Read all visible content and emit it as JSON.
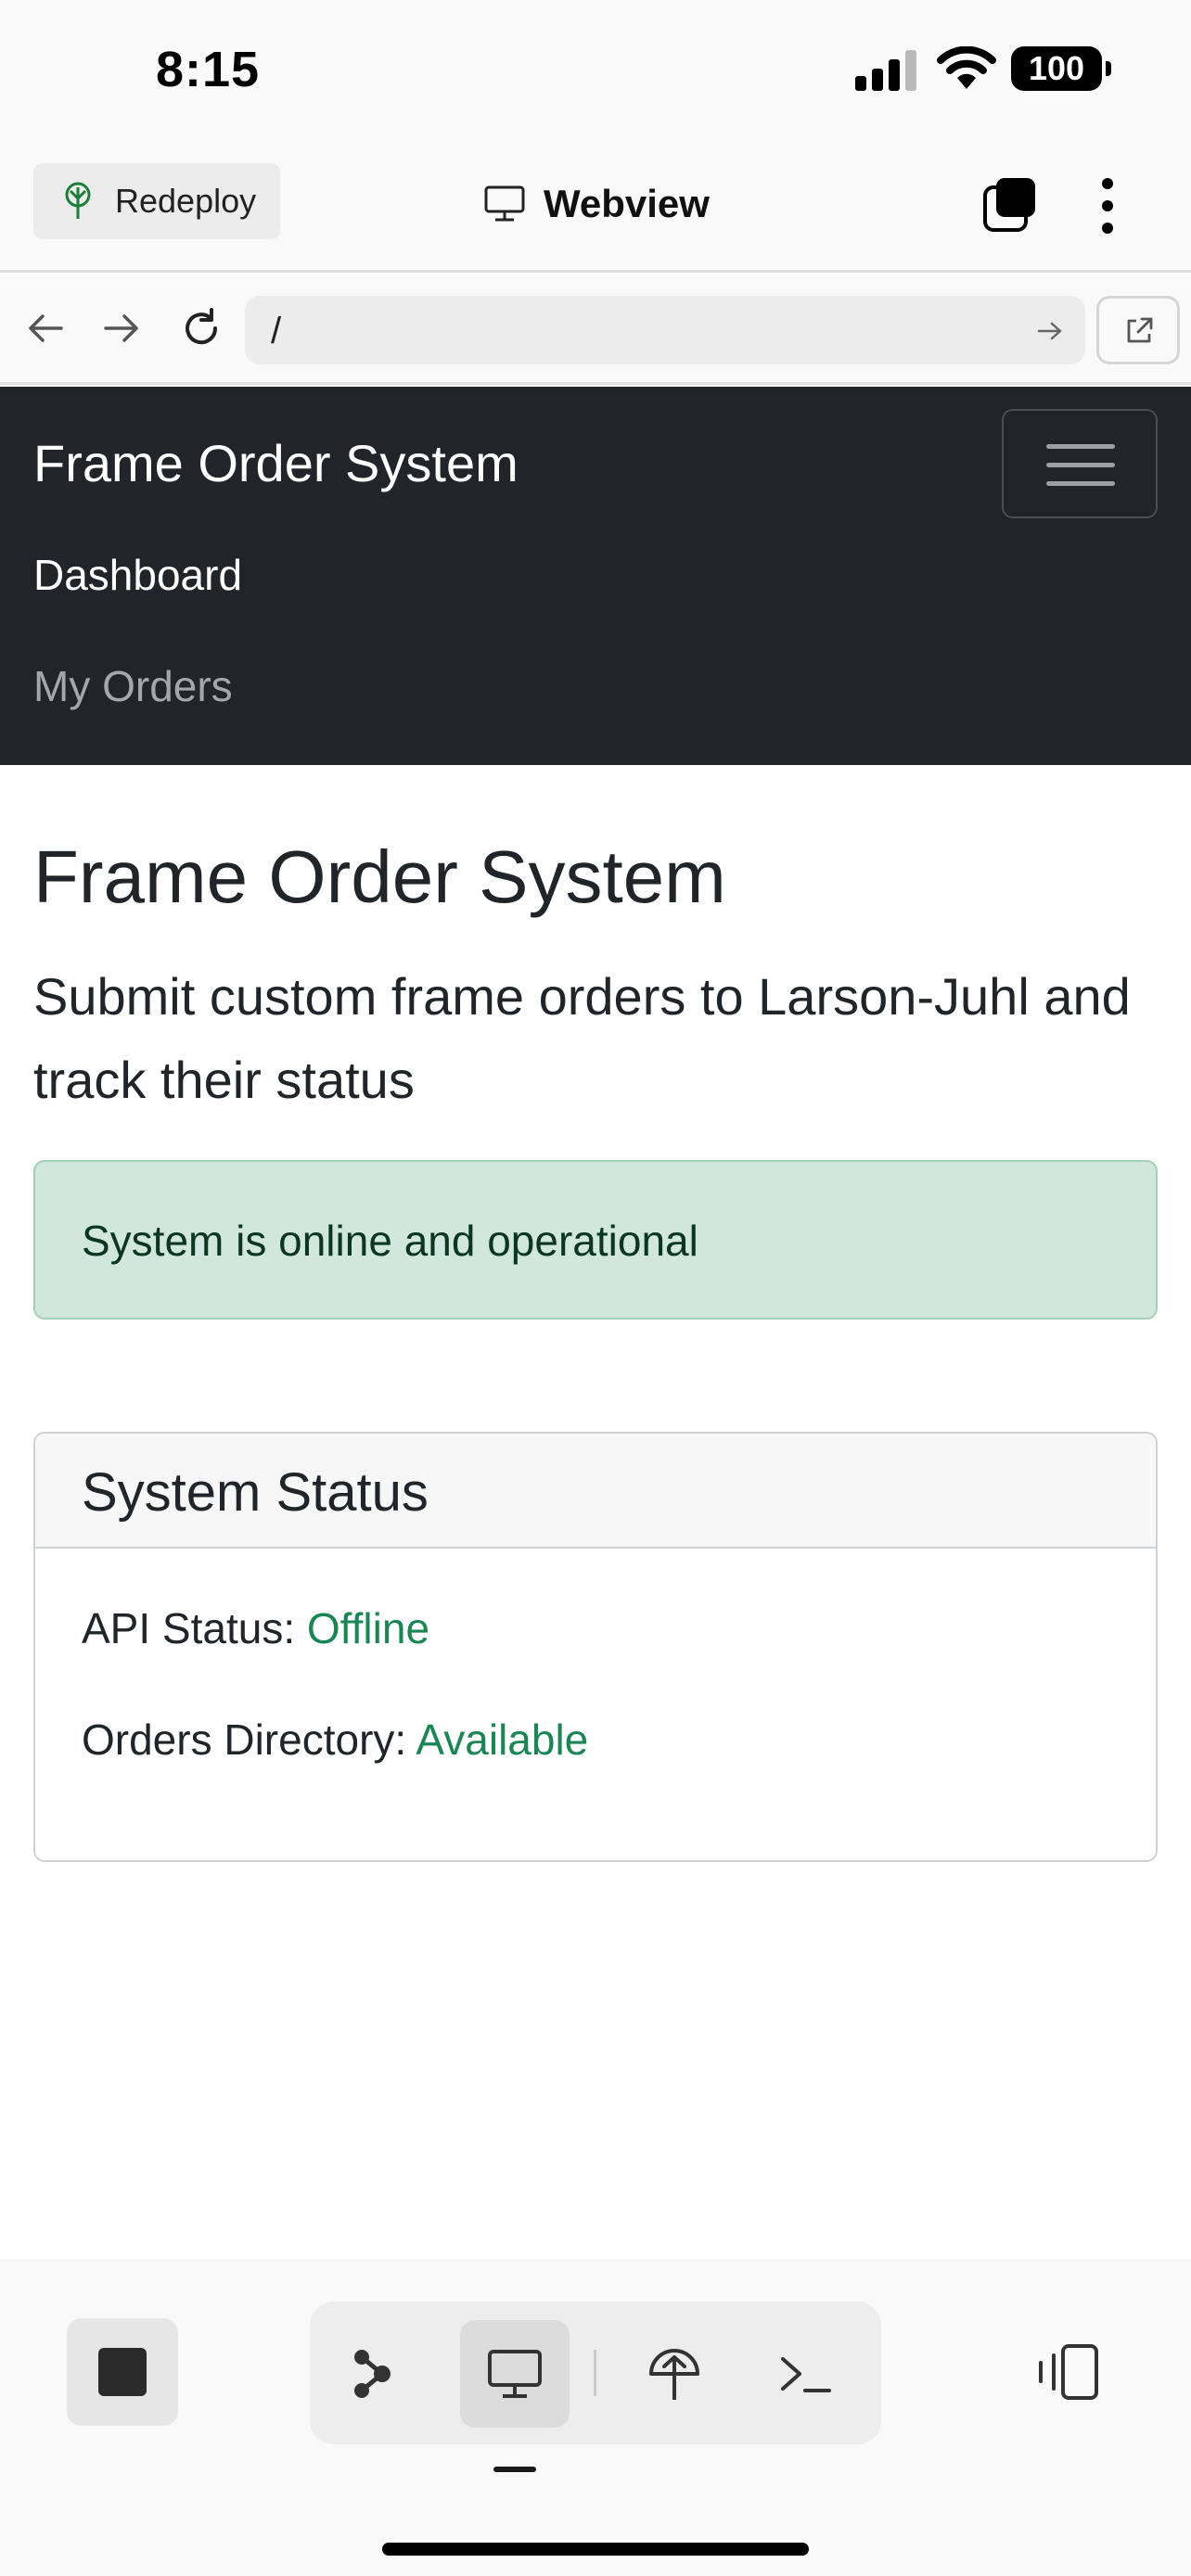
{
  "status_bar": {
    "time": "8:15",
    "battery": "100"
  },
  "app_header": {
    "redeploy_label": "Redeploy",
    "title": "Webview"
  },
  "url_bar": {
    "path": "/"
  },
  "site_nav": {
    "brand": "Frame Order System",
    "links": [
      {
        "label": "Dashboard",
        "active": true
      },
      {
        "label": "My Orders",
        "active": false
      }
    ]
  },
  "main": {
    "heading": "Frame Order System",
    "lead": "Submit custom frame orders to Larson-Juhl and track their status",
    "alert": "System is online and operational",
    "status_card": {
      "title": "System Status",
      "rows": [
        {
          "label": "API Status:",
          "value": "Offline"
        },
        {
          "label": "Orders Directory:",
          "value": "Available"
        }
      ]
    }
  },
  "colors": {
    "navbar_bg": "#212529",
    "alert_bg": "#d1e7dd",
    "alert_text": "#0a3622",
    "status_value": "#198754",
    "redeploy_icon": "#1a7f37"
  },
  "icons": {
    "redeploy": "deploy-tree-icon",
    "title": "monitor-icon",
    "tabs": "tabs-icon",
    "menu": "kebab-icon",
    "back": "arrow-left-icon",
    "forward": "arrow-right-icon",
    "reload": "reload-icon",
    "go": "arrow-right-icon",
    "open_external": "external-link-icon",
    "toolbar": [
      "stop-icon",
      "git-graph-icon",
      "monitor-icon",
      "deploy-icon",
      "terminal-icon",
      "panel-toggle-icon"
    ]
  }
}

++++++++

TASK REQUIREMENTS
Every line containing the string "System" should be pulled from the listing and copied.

EXERCISE RESULT
    "brand": "Frame Order System",
    "heading": "Frame Order System",
    "alert": "System is online and operational",
      "title": "System Status",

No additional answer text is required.